◆ **WORK REQUIRED**
Each record should be written out exactly as it stands.

——————————

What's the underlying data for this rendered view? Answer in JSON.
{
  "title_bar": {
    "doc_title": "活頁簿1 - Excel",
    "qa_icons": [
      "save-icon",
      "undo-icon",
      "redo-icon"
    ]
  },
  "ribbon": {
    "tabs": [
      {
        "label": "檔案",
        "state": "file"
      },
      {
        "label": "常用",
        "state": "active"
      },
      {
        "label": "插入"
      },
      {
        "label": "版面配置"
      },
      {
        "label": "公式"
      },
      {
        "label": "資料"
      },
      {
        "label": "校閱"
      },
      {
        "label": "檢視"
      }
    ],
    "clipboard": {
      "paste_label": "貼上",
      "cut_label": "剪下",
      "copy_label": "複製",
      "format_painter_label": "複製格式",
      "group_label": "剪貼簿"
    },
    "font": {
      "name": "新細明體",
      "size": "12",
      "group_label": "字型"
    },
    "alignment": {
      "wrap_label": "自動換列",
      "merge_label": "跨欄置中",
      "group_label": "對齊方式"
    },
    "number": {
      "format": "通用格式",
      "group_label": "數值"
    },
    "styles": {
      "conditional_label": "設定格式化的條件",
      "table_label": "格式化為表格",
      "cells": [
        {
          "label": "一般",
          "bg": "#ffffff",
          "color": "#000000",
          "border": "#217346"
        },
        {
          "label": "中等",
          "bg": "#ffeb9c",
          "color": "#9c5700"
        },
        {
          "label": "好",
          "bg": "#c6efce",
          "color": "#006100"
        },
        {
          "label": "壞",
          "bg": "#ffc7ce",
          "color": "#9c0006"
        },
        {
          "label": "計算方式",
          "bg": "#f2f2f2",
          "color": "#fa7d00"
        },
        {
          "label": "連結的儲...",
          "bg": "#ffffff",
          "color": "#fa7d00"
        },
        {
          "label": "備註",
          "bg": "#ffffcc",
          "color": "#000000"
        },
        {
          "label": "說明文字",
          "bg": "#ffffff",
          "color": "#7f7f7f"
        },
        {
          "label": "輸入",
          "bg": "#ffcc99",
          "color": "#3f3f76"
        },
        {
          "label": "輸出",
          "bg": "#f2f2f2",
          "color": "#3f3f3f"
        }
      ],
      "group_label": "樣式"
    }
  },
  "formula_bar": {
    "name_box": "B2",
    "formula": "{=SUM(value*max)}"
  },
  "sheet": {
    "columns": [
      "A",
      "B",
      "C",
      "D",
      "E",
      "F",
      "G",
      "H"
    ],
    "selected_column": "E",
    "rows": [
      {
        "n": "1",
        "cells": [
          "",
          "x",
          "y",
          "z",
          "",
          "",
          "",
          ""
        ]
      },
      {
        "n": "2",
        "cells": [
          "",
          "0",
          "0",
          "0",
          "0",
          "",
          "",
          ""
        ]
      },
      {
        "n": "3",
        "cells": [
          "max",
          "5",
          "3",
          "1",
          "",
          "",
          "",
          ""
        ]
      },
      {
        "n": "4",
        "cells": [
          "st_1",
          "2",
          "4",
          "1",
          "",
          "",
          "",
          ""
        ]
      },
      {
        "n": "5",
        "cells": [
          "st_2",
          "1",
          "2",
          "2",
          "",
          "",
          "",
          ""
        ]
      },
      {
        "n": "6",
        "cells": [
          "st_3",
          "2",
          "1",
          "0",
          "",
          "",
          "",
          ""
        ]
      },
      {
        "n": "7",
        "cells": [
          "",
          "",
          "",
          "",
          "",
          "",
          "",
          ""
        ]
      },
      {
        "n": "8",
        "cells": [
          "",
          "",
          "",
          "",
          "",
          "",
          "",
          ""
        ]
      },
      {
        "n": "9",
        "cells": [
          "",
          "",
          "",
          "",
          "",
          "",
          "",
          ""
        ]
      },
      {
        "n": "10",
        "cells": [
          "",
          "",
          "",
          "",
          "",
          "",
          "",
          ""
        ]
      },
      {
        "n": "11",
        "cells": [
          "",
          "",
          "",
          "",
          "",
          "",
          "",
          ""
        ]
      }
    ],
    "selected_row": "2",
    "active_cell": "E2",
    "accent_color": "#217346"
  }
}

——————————

◆ **YOUR SOLUTION**
What's the underlying data for this rendered view? Answer in JSON.
{
  "title_bar": {
    "doc_title": "活頁簿1 - Excel",
    "qa_icons": [
      "save-icon",
      "undo-icon",
      "redo-icon"
    ]
  },
  "ribbon": {
    "tabs": [
      {
        "label": "檔案",
        "state": "file"
      },
      {
        "label": "常用",
        "state": "active"
      },
      {
        "label": "插入"
      },
      {
        "label": "版面配置"
      },
      {
        "label": "公式"
      },
      {
        "label": "資料"
      },
      {
        "label": "校閱"
      },
      {
        "label": "檢視"
      }
    ],
    "clipboard": {
      "paste_label": "貼上",
      "cut_label": "剪下",
      "copy_label": "複製",
      "format_painter_label": "複製格式",
      "group_label": "剪貼簿"
    },
    "font": {
      "name": "新細明體",
      "size": "12",
      "group_label": "字型"
    },
    "alignment": {
      "wrap_label": "自動換列",
      "merge_label": "跨欄置中",
      "group_label": "對齊方式"
    },
    "number": {
      "format": "通用格式",
      "group_label": "數值"
    },
    "styles": {
      "conditional_label": "設定格式化的條件",
      "table_label": "格式化為表格",
      "cells": [
        {
          "label": "一般",
          "bg": "#ffffff",
          "color": "#000000",
          "border": "#217346"
        },
        {
          "label": "中等",
          "bg": "#ffeb9c",
          "color": "#9c5700"
        },
        {
          "label": "好",
          "bg": "#c6efce",
          "color": "#006100"
        },
        {
          "label": "壞",
          "bg": "#ffc7ce",
          "color": "#9c0006"
        },
        {
          "label": "計算方式",
          "bg": "#f2f2f2",
          "color": "#fa7d00"
        },
        {
          "label": "連結的儲...",
          "bg": "#ffffff",
          "color": "#fa7d00"
        },
        {
          "label": "備註",
          "bg": "#ffffcc",
          "color": "#000000"
        },
        {
          "label": "說明文字",
          "bg": "#ffffff",
          "color": "#7f7f7f"
        },
        {
          "label": "輸入",
          "bg": "#ffcc99",
          "color": "#3f3f76"
        },
        {
          "label": "輸出",
          "bg": "#f2f2f2",
          "color": "#3f3f3f"
        }
      ],
      "group_label": "樣式"
    }
  },
  "formula_bar": {
    "name_box": "B2",
    "formula": "{=SUM(value*max)}"
  },
  "sheet": {
    "columns": [
      "A",
      "B",
      "C",
      "D",
      "E",
      "F",
      "G",
      "H"
    ],
    "selected_column": "E",
    "rows": [
      {
        "n": "1",
        "cells": [
          "",
          "x",
          "y",
          "z",
          "",
          "",
          "",
          ""
        ]
      },
      {
        "n": "2",
        "cells": [
          "",
          "0",
          "0",
          "0",
          "0",
          "",
          "",
          ""
        ]
      },
      {
        "n": "3",
        "cells": [
          "max",
          "5",
          "3",
          "1",
          "",
          "",
          "",
          ""
        ]
      },
      {
        "n": "4",
        "cells": [
          "st_1",
          "2",
          "4",
          "1",
          "",
          "",
          "",
          ""
        ]
      },
      {
        "n": "5",
        "cells": [
          "st_2",
          "1",
          "2",
          "2",
          "",
          "",
          "",
          ""
        ]
      },
      {
        "n": "6",
        "cells": [
          "st_3",
          "2",
          "1",
          "0",
          "",
          "",
          "",
          ""
        ]
      },
      {
        "n": "7",
        "cells": [
          "",
          "",
          "",
          "",
          "",
          "",
          "",
          ""
        ]
      },
      {
        "n": "8",
        "cells": [
          "",
          "",
          "",
          "",
          "",
          "",
          "",
          ""
        ]
      },
      {
        "n": "9",
        "cells": [
          "",
          "",
          "",
          "",
          "",
          "",
          "",
          ""
        ]
      },
      {
        "n": "10",
        "cells": [
          "",
          "",
          "",
          "",
          "",
          "",
          "",
          ""
        ]
      },
      {
        "n": "11",
        "cells": [
          "",
          "",
          "",
          "",
          "",
          "",
          "",
          ""
        ]
      }
    ],
    "selected_row": "2",
    "active_cell": "E2",
    "accent_color": "#217346"
  }
}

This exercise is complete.